Teaching with technology rather than about technology With a 1:1 iPad program and mobile laptop carts, our students have access to powerful learning tools. Our faculty work with the Technology Integrator to use these devices as a platform for innovation in each discipline.
Identity and voice are major themes in the Middle School humanities classrooms, combining academic, personal and creative exploration. Librarian Amy Geriak brought the concept of an “Identity Tapestry” to the Middle School for a recent 7th grade Human Development activity. She was inspired by...
Under the leadership of music teacher Danna Mitchell-Carter, the MS Band took first place at the Music in the Parks Festival with a Superior rating in their division ("A" division for schools with 750 students or fewer). They also received the first place overall award for all concert bands with a Superior rating.
Crystal's 6th grade drama students have been rehearsing a comedic reenactment of Dr. Seuss’s famous book, adapted by Michelle Berti, the Middle School’s drama teacher. The Sneetches is a lighthearted production that features themes and morals that teach the power of equality and kindness.
While 8th graders explore Quebec and Nicaragua, the 6th and 7th graders get to experience SHARQ week.
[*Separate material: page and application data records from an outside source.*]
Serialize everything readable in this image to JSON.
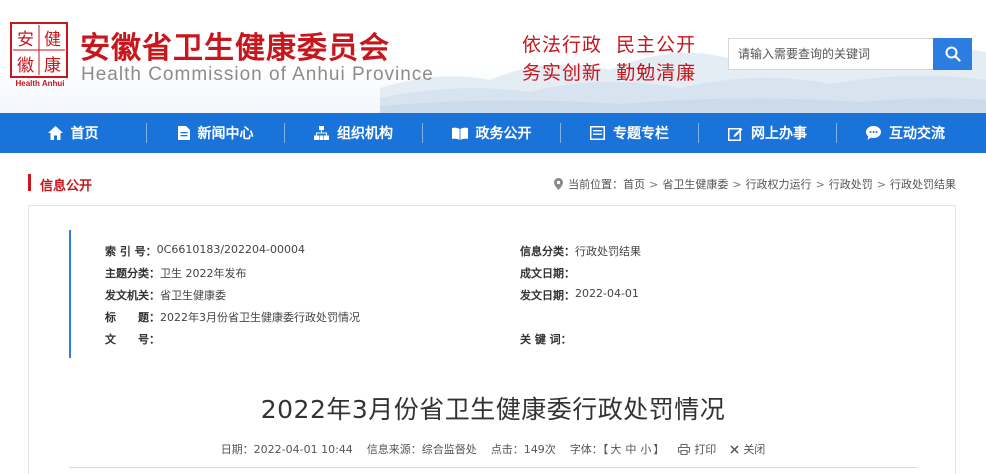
{
  "header": {
    "seal_chars": [
      "安",
      "健",
      "徽",
      "康"
    ],
    "seal_en": "Health Anhui",
    "title": "安徽省卫生健康委员会",
    "title_en": "Health Commission of Anhui Province",
    "slogan_line1": "依法行政  民主公开",
    "slogan_line2": "务实创新  勤勉清廉",
    "search": {
      "placeholder": "请输入需要查询的关键词",
      "value": ""
    },
    "brand_red": "#c8161d",
    "brand_blue": "#1a73d8"
  },
  "nav": {
    "items": [
      {
        "label": "首页",
        "icon": "home-icon"
      },
      {
        "label": "新闻中心",
        "icon": "document-icon"
      },
      {
        "label": "组织机构",
        "icon": "org-chart-icon"
      },
      {
        "label": "政务公开",
        "icon": "book-icon"
      },
      {
        "label": "专题专栏",
        "icon": "columns-icon"
      },
      {
        "label": "网上办事",
        "icon": "edit-icon"
      },
      {
        "label": "互动交流",
        "icon": "chat-icon"
      }
    ]
  },
  "section": {
    "title": "信息公开"
  },
  "breadcrumb": {
    "prefix": "当前位置：",
    "items": [
      "首页",
      "省卫生健康委",
      "行政权力运行",
      "行政处罚",
      "行政处罚结果"
    ]
  },
  "meta": {
    "index_key": "索 引 号：",
    "index_val": "0C6610183/202204-00004",
    "topic_key": "主题分类：",
    "topic_val": "卫生 2022年发布",
    "issuer_key": "发文机关：",
    "issuer_val": "省卫生健康委",
    "title_key": "标　　题：",
    "title_val": "2022年3月份省卫生健康委行政处罚情况",
    "docno_key": "文　　号：",
    "docno_val": "",
    "category_key": "信息分类：",
    "category_val": "行政处罚结果",
    "created_key": "成文日期：",
    "created_val": "",
    "published_key": "发文日期：",
    "published_val": "2022-04-01",
    "keywords_key": "关 键 词：",
    "keywords_val": ""
  },
  "article": {
    "title": "2022年3月份省卫生健康委行政处罚情况",
    "date_label": "日期：2022-04-01 10:44",
    "source_label": "信息来源：综合监督处",
    "views_label": "点击：149次",
    "font_label": "字体：【",
    "font_large": "大",
    "font_medium": "中",
    "font_small": "小",
    "font_end": "】",
    "print_label": "打印",
    "close_label": "关闭"
  }
}
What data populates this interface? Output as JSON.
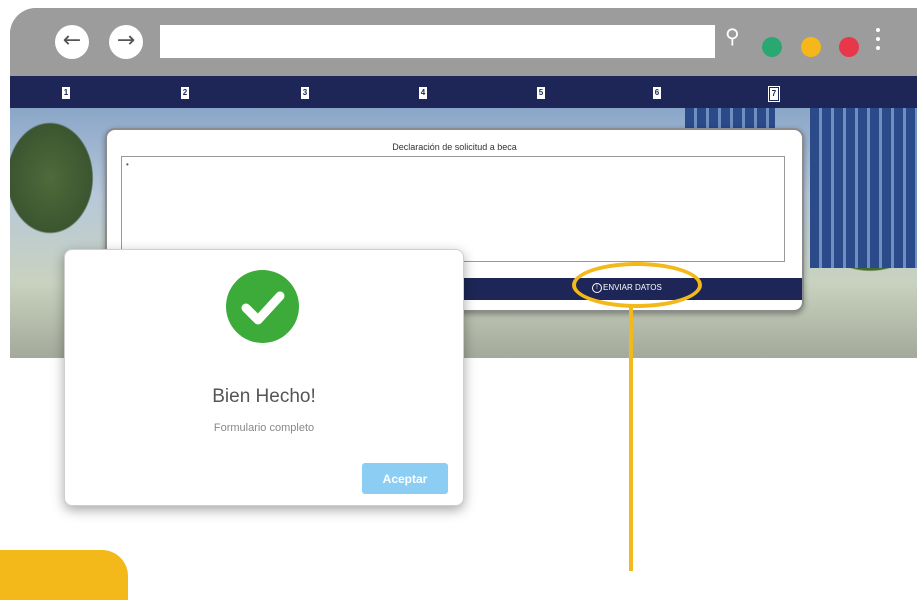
{
  "browser": {
    "back_icon": "arrow-left-icon",
    "forward_icon": "arrow-right-icon",
    "back_glyph": "←",
    "forward_glyph": "→",
    "search_glyph": "⚲",
    "url": "",
    "window_dots": [
      "#2aa872",
      "#f6b71b",
      "#e8364b"
    ]
  },
  "steps": [
    "1",
    "2",
    "3",
    "4",
    "5",
    "6",
    "7"
  ],
  "form": {
    "title": "Declaración de solicitud a beca",
    "textarea_value": "",
    "submit_label": "ENVIAR DATOS"
  },
  "dialog": {
    "title": "Bien Hecho!",
    "message": "Formulario completo",
    "accept_label": "Aceptar"
  },
  "colors": {
    "nav_bar": "#1d2656",
    "success": "#3cab3a",
    "accent_highlight": "#f3b81a",
    "accept_button": "#8ccdf3"
  }
}
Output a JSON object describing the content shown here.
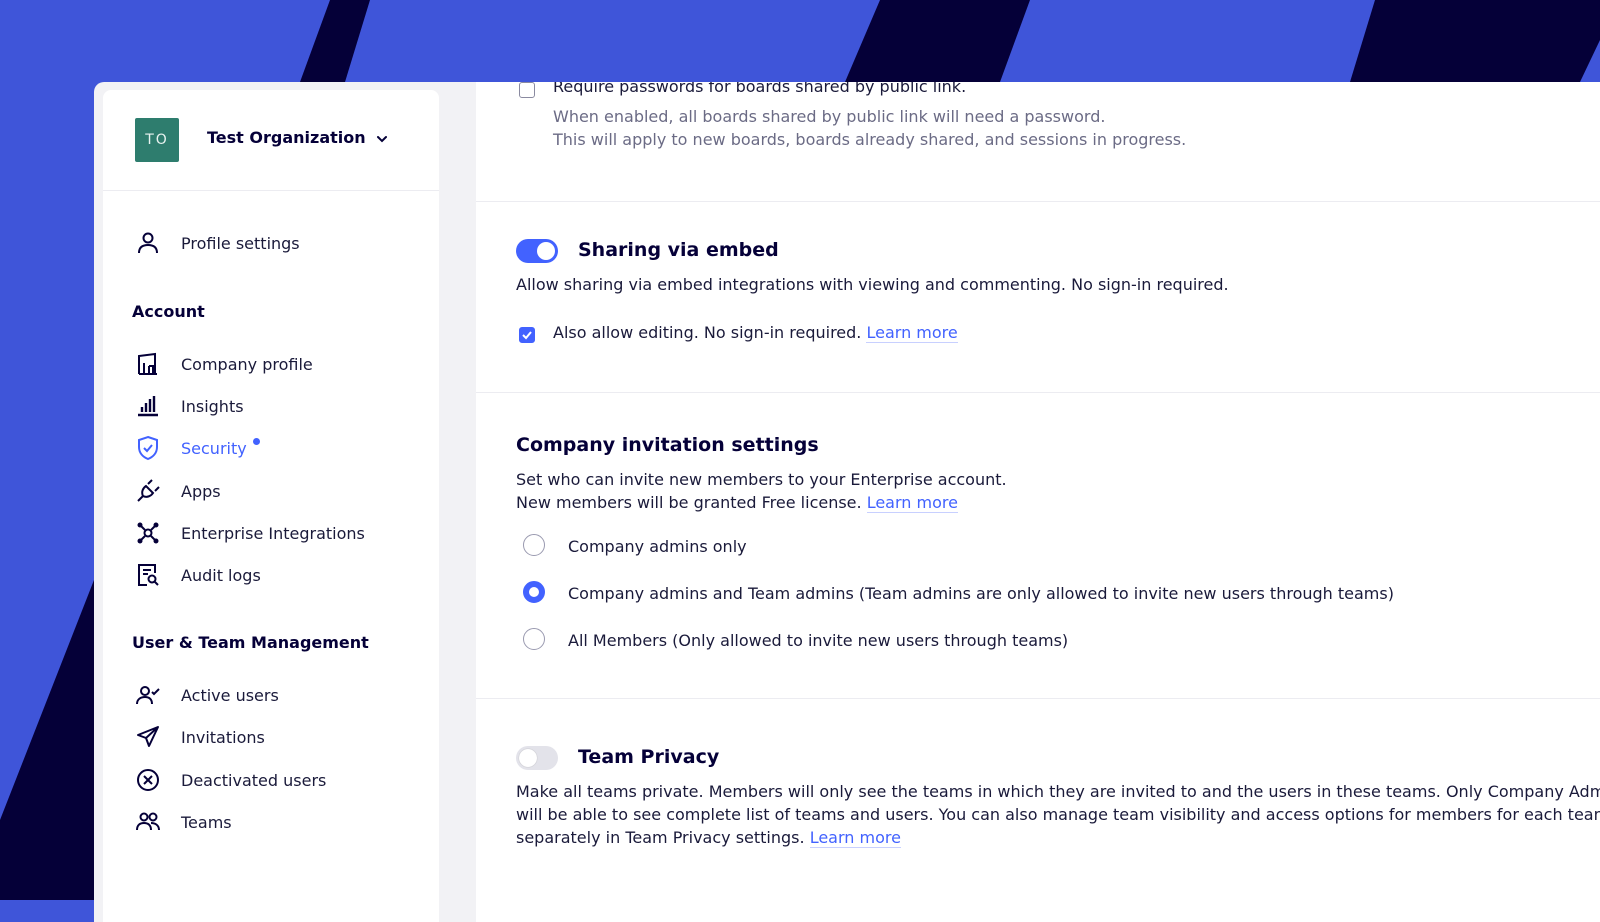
{
  "colors": {
    "brand_blue": "#3f55d9",
    "navy": "#050038",
    "accent": "#4262ff",
    "avatar_green": "#2e7d6e"
  },
  "organization": {
    "initials": "TO",
    "name": "Test Organization",
    "chevron_icon": "chevron-down-icon"
  },
  "sidebar": {
    "profile": {
      "label": "Profile settings",
      "icon": "user-icon"
    },
    "account_heading": "Account",
    "account_items": [
      {
        "label": "Company profile",
        "icon": "building-icon"
      },
      {
        "label": "Insights",
        "icon": "bar-chart-icon"
      },
      {
        "label": "Security",
        "icon": "shield-check-icon",
        "active": true,
        "badge": "dot"
      },
      {
        "label": "Apps",
        "icon": "plug-icon"
      },
      {
        "label": "Enterprise Integrations",
        "icon": "integrations-icon"
      },
      {
        "label": "Audit logs",
        "icon": "audit-log-icon"
      }
    ],
    "team_heading": "User & Team Management",
    "team_items": [
      {
        "label": "Active users",
        "icon": "user-check-icon"
      },
      {
        "label": "Invitations",
        "icon": "paper-plane-icon"
      },
      {
        "label": "Deactivated users",
        "icon": "x-circle-icon"
      },
      {
        "label": "Teams",
        "icon": "users-icon"
      }
    ]
  },
  "content": {
    "password_setting": {
      "label": "Require passwords for boards shared by public link.",
      "checked": false,
      "description_1": "When enabled, all boards shared by public link will need a password.",
      "description_2": "This will apply to new boards, boards already shared, and sessions in progress."
    },
    "embed": {
      "title": "Sharing via embed",
      "enabled": true,
      "description": "Allow sharing via embed integrations with viewing and commenting. No sign-in required.",
      "editing_label": "Also allow editing. No sign-in required.",
      "editing_checked": true,
      "learn_more": "Learn more"
    },
    "invitation": {
      "title": "Company invitation settings",
      "description_1": "Set who can invite new members to your Enterprise account.",
      "description_2": "New members will be granted Free license.",
      "learn_more": "Learn more",
      "options": [
        {
          "label": "Company admins only",
          "selected": false
        },
        {
          "label": "Company admins and Team admins (Team admins are only allowed to invite new users through teams)",
          "selected": true
        },
        {
          "label": "All Members (Only allowed to invite new users through teams)",
          "selected": false
        }
      ]
    },
    "team_privacy": {
      "title": "Team Privacy",
      "enabled": false,
      "description_line_1": "Make all teams private. Members will only see the teams in which they are invited to and the users in these teams. Only Company Admins",
      "description_line_2": "will be able to see complete list of teams and users. You can also manage team visibility and access options for members for each team",
      "description_line_3": "separately in Team Privacy settings.",
      "learn_more": "Learn more"
    }
  }
}
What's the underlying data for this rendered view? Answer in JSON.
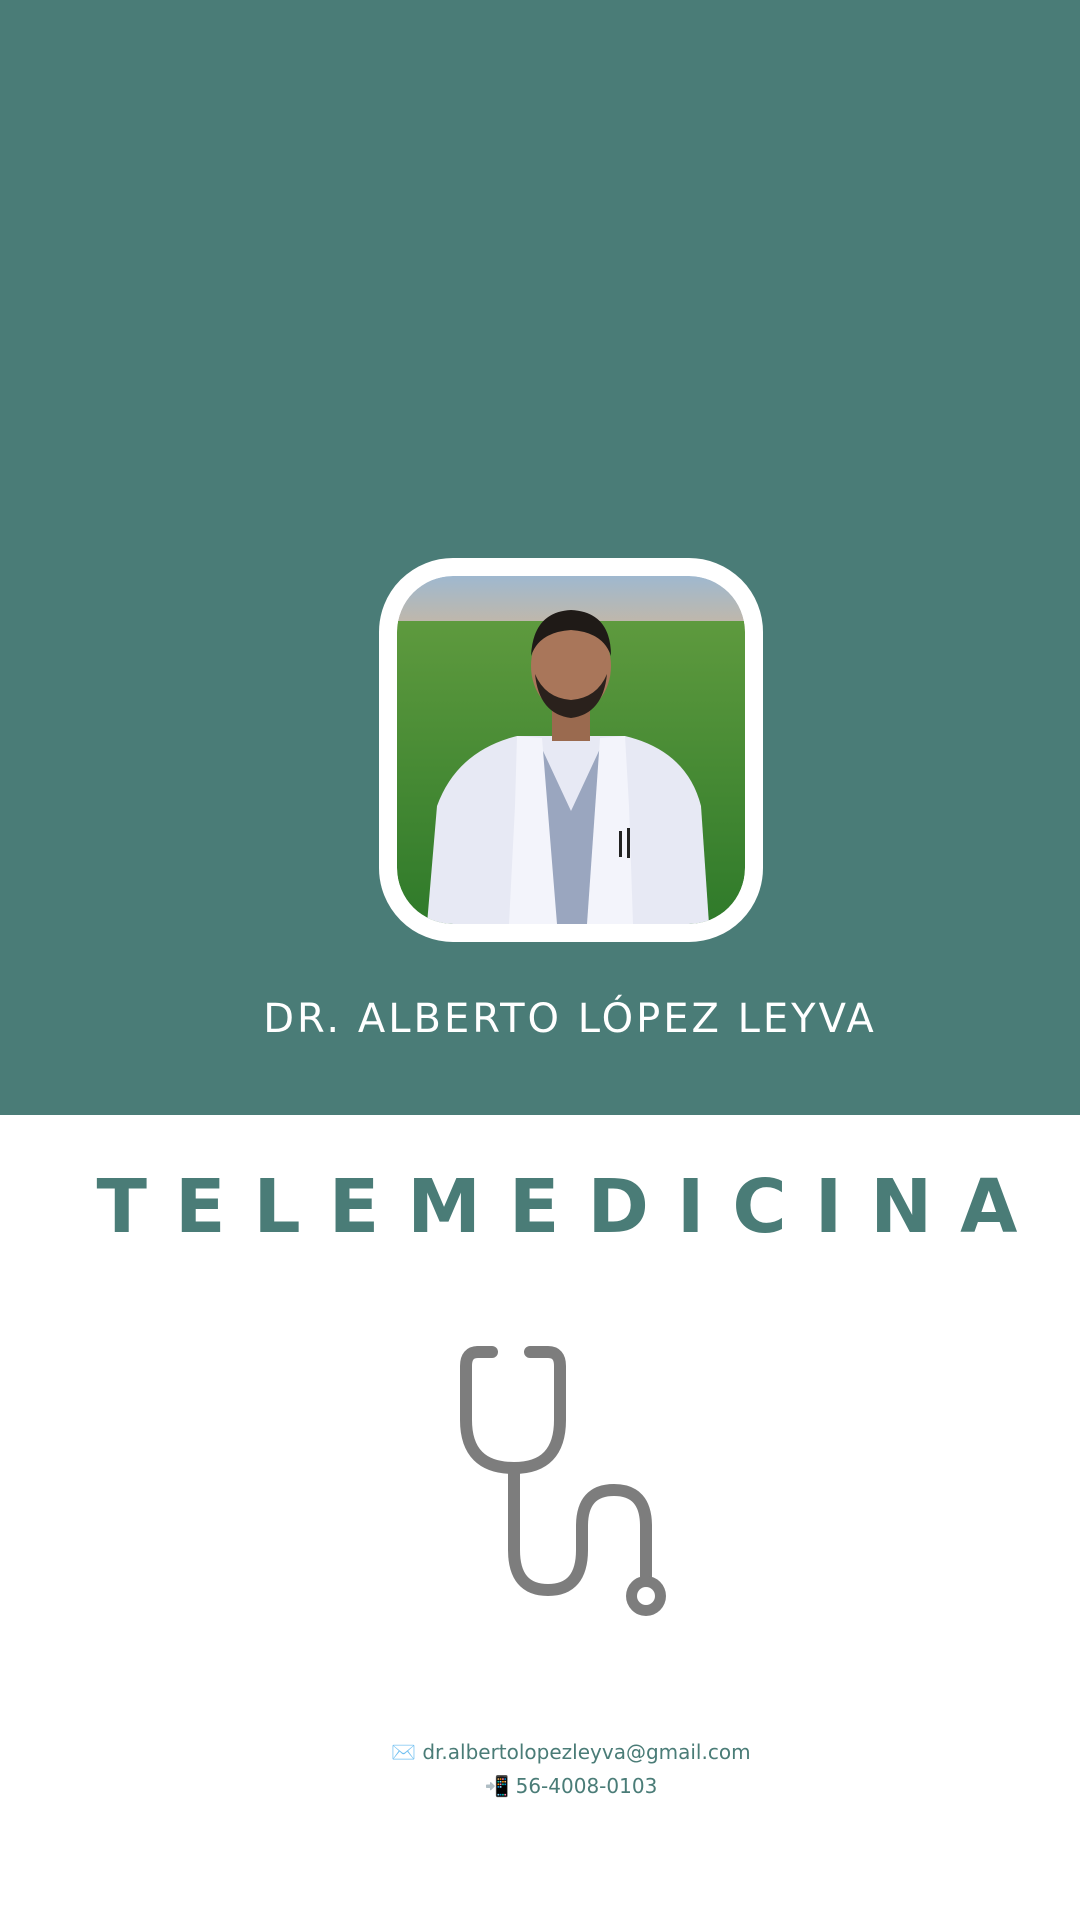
{
  "profile": {
    "name": "DR. ALBERTO LÓPEZ LEYVA",
    "photo_icon": "doctor-portrait"
  },
  "service": {
    "title": "TELEMEDICINA",
    "icon": "stethoscope-icon"
  },
  "contact": {
    "email_icon": "✉️",
    "email": "dr.albertolopezleyva@gmail.com",
    "phone_icon": "📲",
    "phone": "56-4008-0103"
  },
  "colors": {
    "brand": "#4a7c77",
    "icon_gray": "#7d7d7d",
    "background": "#ffffff"
  }
}
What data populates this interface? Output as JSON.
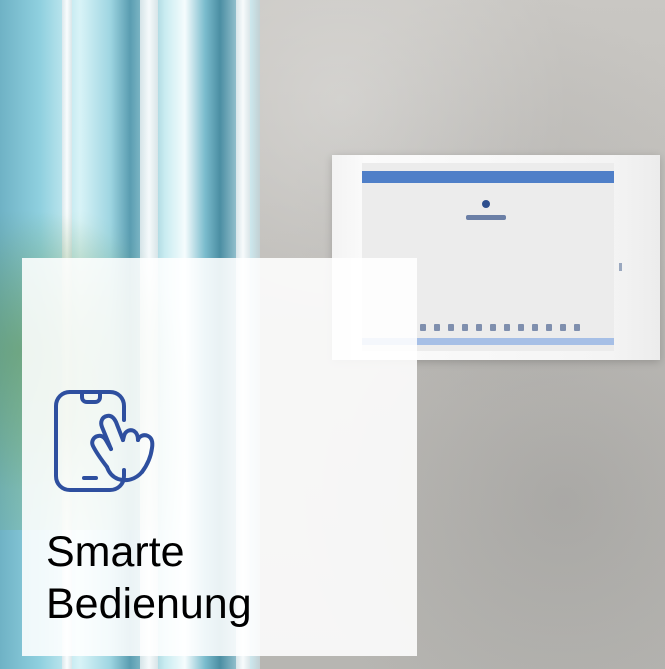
{
  "card": {
    "title_line1": "Smarte",
    "title_line2": "Bedienung",
    "icon": "smartphone-touch-icon",
    "accent_color": "#2e4f9f"
  },
  "photo": {
    "subject": "wall-mounted-control-unit",
    "accent_color": "#4f7fc8"
  }
}
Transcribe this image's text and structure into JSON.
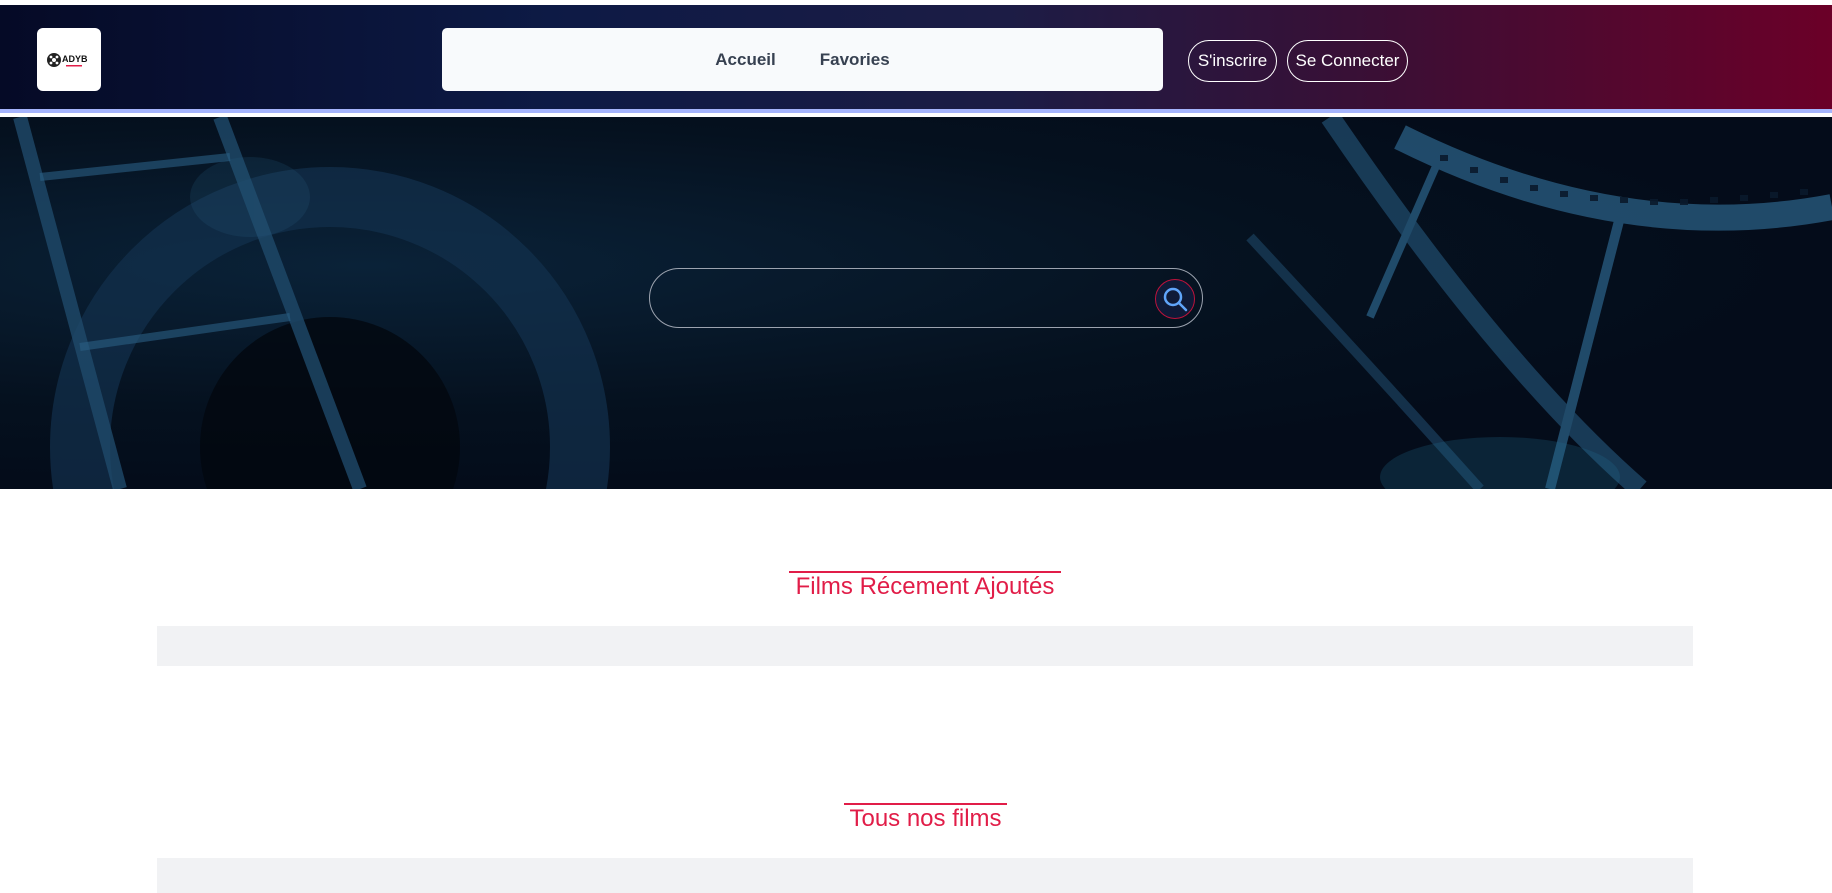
{
  "header": {
    "logo_text": "ADYB",
    "nav": [
      {
        "label": "Accueil"
      },
      {
        "label": "Favories"
      }
    ],
    "signup_label": "S'inscrire",
    "login_label": "Se Connecter"
  },
  "search": {
    "placeholder": "",
    "value": ""
  },
  "sections": {
    "recent_title": "Films Récement Ajoutés",
    "all_title": "Tous nos films"
  },
  "colors": {
    "accent": "#e11d48",
    "header_start": "#050a26",
    "header_end": "#6b0028",
    "header_border": "#a5b4fc"
  }
}
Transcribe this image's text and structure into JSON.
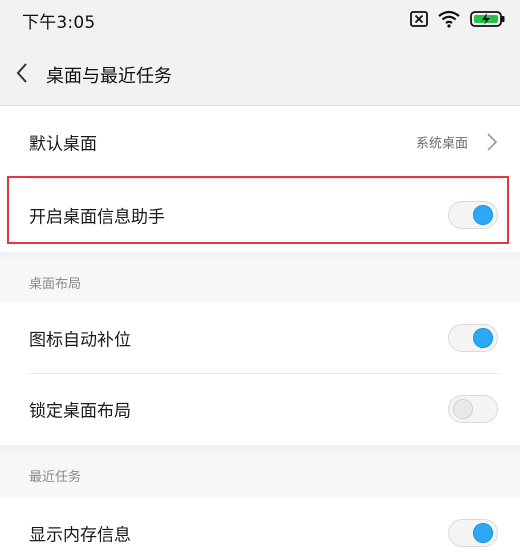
{
  "status_bar": {
    "time": "下午3:05",
    "icons": [
      "sim-card-disabled-icon",
      "wifi-icon",
      "battery-charging-icon"
    ]
  },
  "header": {
    "back_icon": "chevron-left-icon",
    "title": "桌面与最近任务"
  },
  "rows": {
    "default_launcher": {
      "label": "默认桌面",
      "value": "系统桌面"
    },
    "launcher_assistant": {
      "label": "开启桌面信息助手",
      "enabled": true
    },
    "auto_fill_icons": {
      "label": "图标自动补位",
      "enabled": true
    },
    "lock_layout": {
      "label": "锁定桌面布局",
      "enabled": false
    },
    "show_memory": {
      "label": "显示内存信息",
      "enabled": true
    }
  },
  "sections": {
    "layout": "桌面布局",
    "recents": "最近任务"
  },
  "colors": {
    "toggle_on": "#2da8f5",
    "highlight": "#e0393b",
    "background": "#f2f2f2"
  }
}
Previously known as PoP week, SHARQ (Students Have a Real Question) week is five action-packed days of deep learning, team-building, design thinking challenges, adventures off-campus, and lots of Gryphon-style fun.
As part of their leadership experience in the Middle School, 8th graders give a single five-minute, theme-based “Hall” or speech to the assembled community in Expansion Hall, at some point during their final year of Middle School. Students can choose their topic, based upon the a few themes.
Celebrating Scholarship is one of Crystal's Core Values and often manifests in unique ways. Middle School Librarian, Amy Geriak, is a beacon of creativity who makes learning whimsical in the Information Resource Center (IRC) with different mash-ups of making, interacting and imagining. Click headline to read more.
Class began with "Write Now" during which students described a few of their favorite things and explained their reasoning for each. Next, students crafted creative representations of themselves through these favorite things, or personal artifacts.